= TASK DETAILS =
Give the data again in full, with every character unchanged.

= RECORDS =
---

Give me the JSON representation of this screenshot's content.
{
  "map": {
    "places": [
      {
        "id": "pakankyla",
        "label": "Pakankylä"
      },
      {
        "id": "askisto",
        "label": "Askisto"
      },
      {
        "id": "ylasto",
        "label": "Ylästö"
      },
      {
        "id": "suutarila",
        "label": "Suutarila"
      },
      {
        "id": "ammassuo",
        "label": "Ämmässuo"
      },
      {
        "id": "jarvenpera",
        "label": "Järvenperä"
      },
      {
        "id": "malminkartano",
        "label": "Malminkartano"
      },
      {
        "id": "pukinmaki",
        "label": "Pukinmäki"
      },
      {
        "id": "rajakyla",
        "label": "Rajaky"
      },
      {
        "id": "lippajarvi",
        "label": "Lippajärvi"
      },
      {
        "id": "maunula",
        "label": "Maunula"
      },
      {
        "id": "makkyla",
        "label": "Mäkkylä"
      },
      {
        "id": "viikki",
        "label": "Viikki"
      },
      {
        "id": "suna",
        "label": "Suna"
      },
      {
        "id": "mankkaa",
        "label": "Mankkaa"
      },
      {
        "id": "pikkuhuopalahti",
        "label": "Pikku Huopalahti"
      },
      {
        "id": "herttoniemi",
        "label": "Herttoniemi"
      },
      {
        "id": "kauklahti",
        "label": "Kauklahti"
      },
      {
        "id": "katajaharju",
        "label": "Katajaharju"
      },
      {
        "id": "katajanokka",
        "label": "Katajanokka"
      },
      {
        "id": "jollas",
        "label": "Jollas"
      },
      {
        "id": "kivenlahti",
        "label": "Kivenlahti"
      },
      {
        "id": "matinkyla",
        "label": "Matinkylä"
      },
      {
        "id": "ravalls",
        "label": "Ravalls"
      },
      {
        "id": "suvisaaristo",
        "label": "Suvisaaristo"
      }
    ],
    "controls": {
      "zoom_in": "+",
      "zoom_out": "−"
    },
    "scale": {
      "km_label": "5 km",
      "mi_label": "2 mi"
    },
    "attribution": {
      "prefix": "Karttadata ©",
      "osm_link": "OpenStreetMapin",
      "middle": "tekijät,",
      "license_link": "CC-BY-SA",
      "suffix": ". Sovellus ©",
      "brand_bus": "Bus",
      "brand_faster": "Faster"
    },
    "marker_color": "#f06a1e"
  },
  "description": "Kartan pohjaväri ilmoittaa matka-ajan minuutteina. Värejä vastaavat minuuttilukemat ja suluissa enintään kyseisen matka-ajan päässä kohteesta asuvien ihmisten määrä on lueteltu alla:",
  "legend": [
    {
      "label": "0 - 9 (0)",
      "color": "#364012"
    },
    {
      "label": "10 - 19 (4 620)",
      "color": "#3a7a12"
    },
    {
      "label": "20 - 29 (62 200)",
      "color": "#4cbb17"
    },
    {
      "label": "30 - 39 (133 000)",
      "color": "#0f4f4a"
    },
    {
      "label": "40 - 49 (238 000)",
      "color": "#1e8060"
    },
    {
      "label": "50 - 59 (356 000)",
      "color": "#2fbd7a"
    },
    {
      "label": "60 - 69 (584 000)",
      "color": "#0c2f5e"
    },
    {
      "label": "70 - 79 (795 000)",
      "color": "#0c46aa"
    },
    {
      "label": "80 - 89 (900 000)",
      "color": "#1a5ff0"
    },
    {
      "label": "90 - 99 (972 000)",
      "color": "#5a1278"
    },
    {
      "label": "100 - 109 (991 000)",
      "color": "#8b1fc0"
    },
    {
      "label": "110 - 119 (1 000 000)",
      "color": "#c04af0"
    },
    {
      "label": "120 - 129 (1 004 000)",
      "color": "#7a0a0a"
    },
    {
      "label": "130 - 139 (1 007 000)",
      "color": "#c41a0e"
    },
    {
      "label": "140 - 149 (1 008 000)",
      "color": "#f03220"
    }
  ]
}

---

= ANSWER AREA =
Give me the JSON representation of this screenshot's content.
{
  "map": {
    "places": [
      {
        "id": "pakankyla",
        "label": "Pakankylä"
      },
      {
        "id": "askisto",
        "label": "Askisto"
      },
      {
        "id": "ylasto",
        "label": "Ylästö"
      },
      {
        "id": "suutarila",
        "label": "Suutarila"
      },
      {
        "id": "ammassuo",
        "label": "Ämmässuo"
      },
      {
        "id": "jarvenpera",
        "label": "Järvenperä"
      },
      {
        "id": "malminkartano",
        "label": "Malminkartano"
      },
      {
        "id": "pukinmaki",
        "label": "Pukinmäki"
      },
      {
        "id": "rajakyla",
        "label": "Rajaky"
      },
      {
        "id": "lippajarvi",
        "label": "Lippajärvi"
      },
      {
        "id": "maunula",
        "label": "Maunula"
      },
      {
        "id": "makkyla",
        "label": "Mäkkylä"
      },
      {
        "id": "viikki",
        "label": "Viikki"
      },
      {
        "id": "suna",
        "label": "Suna"
      },
      {
        "id": "mankkaa",
        "label": "Mankkaa"
      },
      {
        "id": "pikkuhuopalahti",
        "label": "Pikku Huopalahti"
      },
      {
        "id": "herttoniemi",
        "label": "Herttoniemi"
      },
      {
        "id": "kauklahti",
        "label": "Kauklahti"
      },
      {
        "id": "katajaharju",
        "label": "Katajaharju"
      },
      {
        "id": "katajanokka",
        "label": "Katajanokka"
      },
      {
        "id": "jollas",
        "label": "Jollas"
      },
      {
        "id": "kivenlahti",
        "label": "Kivenlahti"
      },
      {
        "id": "matinkyla",
        "label": "Matinkylä"
      },
      {
        "id": "ravalls",
        "label": "Ravalls"
      },
      {
        "id": "suvisaaristo",
        "label": "Suvisaaristo"
      }
    ],
    "controls": {
      "zoom_in": "+",
      "zoom_out": "−"
    },
    "scale": {
      "km_label": "5 km",
      "mi_label": "2 mi"
    },
    "attribution": {
      "prefix": "Karttadata ©",
      "osm_link": "OpenStreetMapin",
      "middle": "tekijät,",
      "license_link": "CC-BY-SA",
      "suffix": ". Sovellus ©",
      "brand_bus": "Bus",
      "brand_faster": "Faster"
    },
    "marker_color": "#f06a1e"
  },
  "description": "Kartan pohjaväri ilmoittaa matka-ajan minuutteina. Värejä vastaavat minuuttilukemat ja suluissa enintään kyseisen matka-ajan päässä kohteesta asuvien ihmisten määrä on lueteltu alla:",
  "legend": [
    {
      "label": "0 - 9 (0)",
      "color": "#364012"
    },
    {
      "label": "10 - 19 (4 620)",
      "color": "#3a7a12"
    },
    {
      "label": "20 - 29 (62 200)",
      "color": "#4cbb17"
    },
    {
      "label": "30 - 39 (133 000)",
      "color": "#0f4f4a"
    },
    {
      "label": "40 - 49 (238 000)",
      "color": "#1e8060"
    },
    {
      "label": "50 - 59 (356 000)",
      "color": "#2fbd7a"
    },
    {
      "label": "60 - 69 (584 000)",
      "color": "#0c2f5e"
    },
    {
      "label": "70 - 79 (795 000)",
      "color": "#0c46aa"
    },
    {
      "label": "80 - 89 (900 000)",
      "color": "#1a5ff0"
    },
    {
      "label": "90 - 99 (972 000)",
      "color": "#5a1278"
    },
    {
      "label": "100 - 109 (991 000)",
      "color": "#8b1fc0"
    },
    {
      "label": "110 - 119 (1 000 000)",
      "color": "#c04af0"
    },
    {
      "label": "120 - 129 (1 004 000)",
      "color": "#7a0a0a"
    },
    {
      "label": "130 - 139 (1 007 000)",
      "color": "#c41a0e"
    },
    {
      "label": "140 - 149 (1 008 000)",
      "color": "#f03220"
    }
  ]
}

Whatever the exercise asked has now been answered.